Moles should definitely be monitored over time and those affected should check their moles regularly for changes or ask a family member to check body areas that can’t be reached (such as the back or head).  If a mole shows signs of change, it is definitely time for a visit to a dermatologist.  Every change to a mole is critical and requires a medical examination.

The ABC-Rules can help in the detection of suspicious moles:

  • A Asymmetry (irregular form)
  • B Boundary (irregular with ragged/blurred edges)
  • C Color (the different coloration of a mole, e.g. black, brown, reddish or grey-white pigmentation)
  • D Diameter (moles larger than 5 millimeters)
  • E Elevation/Evolution (elevation of the raised surface, rapid increase in size, bleeding, itching)

If a mole shows signs of one or more of the above mentioned characteristics, don’t delay in making an appointment with a dermatologist!

Skin Cancer Screening

In a skin cancer screening, the skin and mucous membranes are examined thoroughly by a dermatologist.  The examination is carried out using a special magnifying light (dermatoscope) and/or computer assisted reflected light microscopy.


Today, dermatoscopy is an indispensable skin cancer screening method which has significantly improved diagnostics. It’s used in the early detection of malignant skin mutations.

Pigmented skin mutations can be more easily examined at a 10x magnification using a special magnifying light called a dermatoscope.

Computer Assisted Reflected Light Microscopy

The most modern and safe method of skin cancer screening is computer assisted reflected light microscopy, which is used for the early detection of skin mutations along with their pictorial documentation. This procedure has considerably improved the assessment, evaluation and long-term documentation of mutations to the skin.
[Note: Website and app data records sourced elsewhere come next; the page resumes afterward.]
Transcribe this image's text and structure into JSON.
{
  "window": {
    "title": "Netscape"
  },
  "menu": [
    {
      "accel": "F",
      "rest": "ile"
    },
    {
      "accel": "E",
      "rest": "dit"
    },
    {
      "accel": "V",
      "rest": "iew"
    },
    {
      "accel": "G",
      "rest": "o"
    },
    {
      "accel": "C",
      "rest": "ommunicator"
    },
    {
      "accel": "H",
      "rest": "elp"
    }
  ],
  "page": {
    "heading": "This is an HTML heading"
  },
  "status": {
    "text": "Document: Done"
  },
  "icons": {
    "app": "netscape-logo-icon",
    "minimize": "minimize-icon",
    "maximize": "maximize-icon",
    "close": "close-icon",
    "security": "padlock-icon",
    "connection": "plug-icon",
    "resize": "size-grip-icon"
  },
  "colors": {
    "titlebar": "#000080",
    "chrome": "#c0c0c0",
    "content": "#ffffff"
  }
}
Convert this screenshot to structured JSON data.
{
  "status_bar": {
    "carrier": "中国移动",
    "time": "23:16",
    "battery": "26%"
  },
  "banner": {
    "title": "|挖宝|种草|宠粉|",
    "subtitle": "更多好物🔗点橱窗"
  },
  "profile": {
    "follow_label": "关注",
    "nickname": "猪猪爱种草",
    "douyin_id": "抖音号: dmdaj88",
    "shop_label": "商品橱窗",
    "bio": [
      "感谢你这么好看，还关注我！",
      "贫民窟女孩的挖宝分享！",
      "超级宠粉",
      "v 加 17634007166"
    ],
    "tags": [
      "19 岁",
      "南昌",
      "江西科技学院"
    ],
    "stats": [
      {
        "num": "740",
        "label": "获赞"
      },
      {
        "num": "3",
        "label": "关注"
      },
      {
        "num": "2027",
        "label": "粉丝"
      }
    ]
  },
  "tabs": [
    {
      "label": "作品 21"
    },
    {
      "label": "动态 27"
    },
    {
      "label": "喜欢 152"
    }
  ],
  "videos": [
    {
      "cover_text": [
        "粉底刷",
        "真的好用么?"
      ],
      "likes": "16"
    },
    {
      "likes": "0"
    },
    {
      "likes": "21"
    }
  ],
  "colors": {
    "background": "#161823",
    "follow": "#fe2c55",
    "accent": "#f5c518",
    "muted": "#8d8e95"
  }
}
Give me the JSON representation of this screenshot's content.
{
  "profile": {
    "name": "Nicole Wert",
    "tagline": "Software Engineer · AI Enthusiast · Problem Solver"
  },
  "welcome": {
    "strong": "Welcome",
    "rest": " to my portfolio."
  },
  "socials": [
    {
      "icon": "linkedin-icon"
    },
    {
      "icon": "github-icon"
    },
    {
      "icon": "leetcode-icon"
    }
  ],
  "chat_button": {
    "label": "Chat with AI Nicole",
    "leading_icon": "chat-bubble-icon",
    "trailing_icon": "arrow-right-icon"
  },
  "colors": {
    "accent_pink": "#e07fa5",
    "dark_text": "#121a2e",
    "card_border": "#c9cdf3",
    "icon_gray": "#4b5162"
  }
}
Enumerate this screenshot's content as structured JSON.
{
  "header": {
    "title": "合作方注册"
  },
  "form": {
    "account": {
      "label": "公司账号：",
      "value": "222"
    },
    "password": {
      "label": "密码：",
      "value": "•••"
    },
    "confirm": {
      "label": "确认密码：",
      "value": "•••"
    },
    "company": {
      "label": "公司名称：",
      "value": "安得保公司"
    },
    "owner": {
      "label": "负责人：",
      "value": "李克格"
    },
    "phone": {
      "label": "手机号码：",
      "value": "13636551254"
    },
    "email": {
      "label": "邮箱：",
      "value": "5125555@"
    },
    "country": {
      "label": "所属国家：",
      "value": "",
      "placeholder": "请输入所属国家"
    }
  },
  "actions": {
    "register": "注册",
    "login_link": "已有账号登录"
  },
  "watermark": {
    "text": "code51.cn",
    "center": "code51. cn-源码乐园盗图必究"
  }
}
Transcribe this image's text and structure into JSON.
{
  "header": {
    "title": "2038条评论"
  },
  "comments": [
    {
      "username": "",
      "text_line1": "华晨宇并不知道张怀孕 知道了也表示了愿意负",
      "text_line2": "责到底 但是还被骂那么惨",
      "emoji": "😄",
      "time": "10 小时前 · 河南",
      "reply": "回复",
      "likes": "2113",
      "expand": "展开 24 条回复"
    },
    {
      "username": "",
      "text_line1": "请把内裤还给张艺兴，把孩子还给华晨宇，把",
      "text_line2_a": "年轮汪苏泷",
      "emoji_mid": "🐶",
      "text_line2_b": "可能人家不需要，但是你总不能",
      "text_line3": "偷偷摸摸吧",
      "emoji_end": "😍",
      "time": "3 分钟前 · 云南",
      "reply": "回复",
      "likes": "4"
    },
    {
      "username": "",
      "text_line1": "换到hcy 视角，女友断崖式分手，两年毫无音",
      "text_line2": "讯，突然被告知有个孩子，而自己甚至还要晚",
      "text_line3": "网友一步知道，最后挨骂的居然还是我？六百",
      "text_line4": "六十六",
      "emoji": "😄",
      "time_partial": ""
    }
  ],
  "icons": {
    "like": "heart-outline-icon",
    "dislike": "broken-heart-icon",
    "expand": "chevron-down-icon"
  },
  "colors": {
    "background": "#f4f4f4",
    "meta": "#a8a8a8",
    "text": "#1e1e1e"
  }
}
Patients can view the entire examination process on a computer screen with digital reflected light microscopy. Suspicious skin mutations are recorded up to a 50x magnification with a special high-performance camera and displayed on a computer monitor. The computer evaluates the image data based on certain factors (e.g. extent of the change to the skin, the form, pigmentation, etc.) and identifies/determines/generates the risk parameters. This provides an initial estimation of whether the skin mutations can be classified as harmless, suspicious or dangerous.

The image data of suspicious skin mutations can be saved so that they can be compared to the digital recordings at the next examination. This makes it possible to detect even the smallest of changes which are invisible to the naked eye.

Using precise diagnostics and the best possible monitoring procedures, unnecessary biopsies and/or operations can usually be avoided with the aid of computer assisted reflected light microscopy.

Only a biopsy (removal of a tissue sample) can give final clarity to whether a suspicious skin mutation is benign or malignant. Computer assisted image analysis cannot replace the knowhow and experience of a qualified dermatologist in the evaluation of moles, in spite of the increased diagnostic certainty they offer, however, they provide the best possible support in their work.

The advantages of computer assisted reflected light microscopy

  • Best possible monitoring of suspicious moles
  • Optimum early detection
  • Improved differentiation between harmless and malignant changes to the skin
  • Simplified documentation and progress monitoring of suspicious skin mutations
  • Recognition of the tiniest changes in the skin
  • Avoidance of unnecessary biopsies and/or operations

Cancer Screening Frequency

The correct choice of screening frequency is of great importance in the early detection of malignant skin diseases. The optimum frequency of preventive cancer screening can be determined based on the appearance of the individual’s skin.  Upon request, the patient can receive automatic reminders for these appointments.

When individual screening appointment schedules are adhered to, suspicious skin mutations can be detected and removed in time. Unnecessary biopsies and/or operations can be avoided for the most part through regular screening appointments.